= PROBLEM STATEMENT =
Figure out the number of lines in the data that hold the string "value". Reply with that figure only.

<<<<

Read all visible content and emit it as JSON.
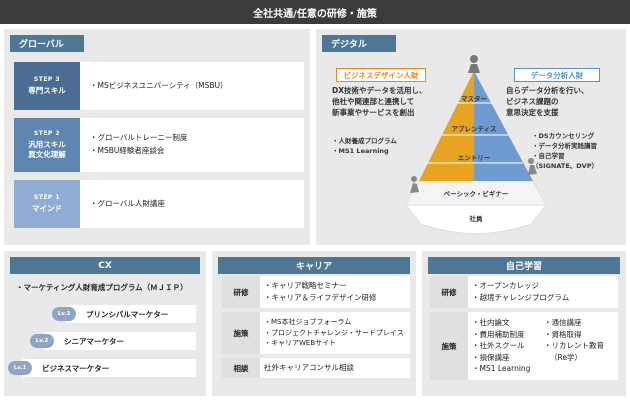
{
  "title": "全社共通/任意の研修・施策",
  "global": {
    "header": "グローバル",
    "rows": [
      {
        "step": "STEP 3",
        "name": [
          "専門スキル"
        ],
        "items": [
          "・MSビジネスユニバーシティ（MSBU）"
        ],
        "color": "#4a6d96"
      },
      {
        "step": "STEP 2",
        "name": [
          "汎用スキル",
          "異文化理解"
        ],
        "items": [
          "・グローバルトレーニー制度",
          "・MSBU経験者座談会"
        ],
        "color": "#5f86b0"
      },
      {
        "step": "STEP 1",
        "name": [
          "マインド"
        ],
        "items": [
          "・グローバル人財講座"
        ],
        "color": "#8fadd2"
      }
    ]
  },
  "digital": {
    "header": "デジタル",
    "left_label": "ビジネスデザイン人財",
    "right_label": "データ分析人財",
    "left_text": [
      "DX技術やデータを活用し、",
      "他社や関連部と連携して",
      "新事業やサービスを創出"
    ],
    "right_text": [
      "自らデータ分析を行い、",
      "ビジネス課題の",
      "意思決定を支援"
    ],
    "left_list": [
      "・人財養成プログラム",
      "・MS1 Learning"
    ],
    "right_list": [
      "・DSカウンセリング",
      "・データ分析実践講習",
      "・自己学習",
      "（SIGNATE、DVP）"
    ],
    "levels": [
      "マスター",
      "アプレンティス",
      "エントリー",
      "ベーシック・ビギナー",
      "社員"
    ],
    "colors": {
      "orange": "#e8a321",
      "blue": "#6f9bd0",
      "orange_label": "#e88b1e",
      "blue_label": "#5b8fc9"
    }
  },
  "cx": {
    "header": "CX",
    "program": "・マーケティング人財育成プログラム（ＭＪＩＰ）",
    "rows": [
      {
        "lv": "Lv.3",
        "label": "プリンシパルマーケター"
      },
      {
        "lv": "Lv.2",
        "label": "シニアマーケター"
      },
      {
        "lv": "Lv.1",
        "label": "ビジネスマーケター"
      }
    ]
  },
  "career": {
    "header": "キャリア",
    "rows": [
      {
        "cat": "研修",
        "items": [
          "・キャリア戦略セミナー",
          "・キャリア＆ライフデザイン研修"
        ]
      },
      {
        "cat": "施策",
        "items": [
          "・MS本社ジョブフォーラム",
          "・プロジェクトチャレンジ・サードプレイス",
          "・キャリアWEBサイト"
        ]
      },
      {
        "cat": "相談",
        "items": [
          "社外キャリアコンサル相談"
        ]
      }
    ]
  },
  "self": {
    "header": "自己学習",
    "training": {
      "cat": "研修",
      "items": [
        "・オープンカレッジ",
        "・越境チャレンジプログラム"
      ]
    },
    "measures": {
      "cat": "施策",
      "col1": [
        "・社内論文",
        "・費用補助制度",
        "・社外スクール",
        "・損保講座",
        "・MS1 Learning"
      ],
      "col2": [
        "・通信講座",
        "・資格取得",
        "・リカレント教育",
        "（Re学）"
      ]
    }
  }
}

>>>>
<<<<

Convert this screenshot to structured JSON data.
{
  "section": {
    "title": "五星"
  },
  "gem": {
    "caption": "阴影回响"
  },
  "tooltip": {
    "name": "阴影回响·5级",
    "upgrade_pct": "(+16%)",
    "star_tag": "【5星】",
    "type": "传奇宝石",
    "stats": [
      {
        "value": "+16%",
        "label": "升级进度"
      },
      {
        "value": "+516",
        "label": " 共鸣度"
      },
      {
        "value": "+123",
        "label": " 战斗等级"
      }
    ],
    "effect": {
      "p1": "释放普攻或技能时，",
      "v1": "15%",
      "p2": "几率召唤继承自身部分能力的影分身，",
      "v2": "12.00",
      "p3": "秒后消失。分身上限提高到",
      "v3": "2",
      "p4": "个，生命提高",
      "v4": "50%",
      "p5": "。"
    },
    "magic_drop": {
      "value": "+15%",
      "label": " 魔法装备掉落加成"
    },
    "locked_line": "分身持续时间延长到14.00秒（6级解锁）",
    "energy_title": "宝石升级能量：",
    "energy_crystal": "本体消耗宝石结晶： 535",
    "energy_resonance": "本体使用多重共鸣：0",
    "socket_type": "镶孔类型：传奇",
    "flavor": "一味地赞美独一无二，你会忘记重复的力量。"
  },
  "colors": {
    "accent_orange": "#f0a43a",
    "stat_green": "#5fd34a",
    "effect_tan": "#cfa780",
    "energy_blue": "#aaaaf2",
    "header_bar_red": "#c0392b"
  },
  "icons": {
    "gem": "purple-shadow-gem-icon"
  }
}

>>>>
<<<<

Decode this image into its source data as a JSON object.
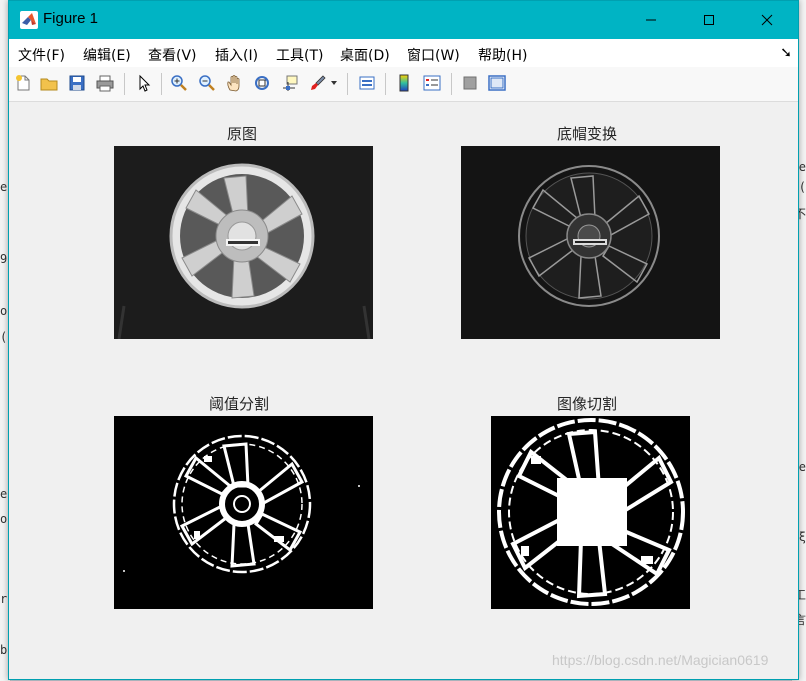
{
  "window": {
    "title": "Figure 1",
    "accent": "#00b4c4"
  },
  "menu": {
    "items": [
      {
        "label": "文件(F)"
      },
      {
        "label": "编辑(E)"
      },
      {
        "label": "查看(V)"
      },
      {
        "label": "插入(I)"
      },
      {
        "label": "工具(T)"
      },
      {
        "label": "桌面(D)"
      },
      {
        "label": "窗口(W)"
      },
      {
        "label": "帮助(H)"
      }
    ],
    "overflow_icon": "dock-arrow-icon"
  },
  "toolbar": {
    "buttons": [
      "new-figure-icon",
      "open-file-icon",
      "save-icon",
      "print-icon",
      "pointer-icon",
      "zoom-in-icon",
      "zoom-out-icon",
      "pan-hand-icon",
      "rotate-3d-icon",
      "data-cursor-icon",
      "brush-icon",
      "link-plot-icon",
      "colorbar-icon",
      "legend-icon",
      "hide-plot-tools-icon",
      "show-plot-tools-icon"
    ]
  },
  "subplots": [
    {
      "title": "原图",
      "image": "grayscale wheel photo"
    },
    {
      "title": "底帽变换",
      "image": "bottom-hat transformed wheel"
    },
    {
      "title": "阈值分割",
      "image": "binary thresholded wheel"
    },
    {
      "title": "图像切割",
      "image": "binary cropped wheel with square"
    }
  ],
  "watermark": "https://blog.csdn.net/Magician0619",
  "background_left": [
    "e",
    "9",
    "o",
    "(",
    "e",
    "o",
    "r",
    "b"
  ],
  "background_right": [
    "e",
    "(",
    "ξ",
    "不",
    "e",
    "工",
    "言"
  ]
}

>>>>

= ANSWER FOR THE TASK =
4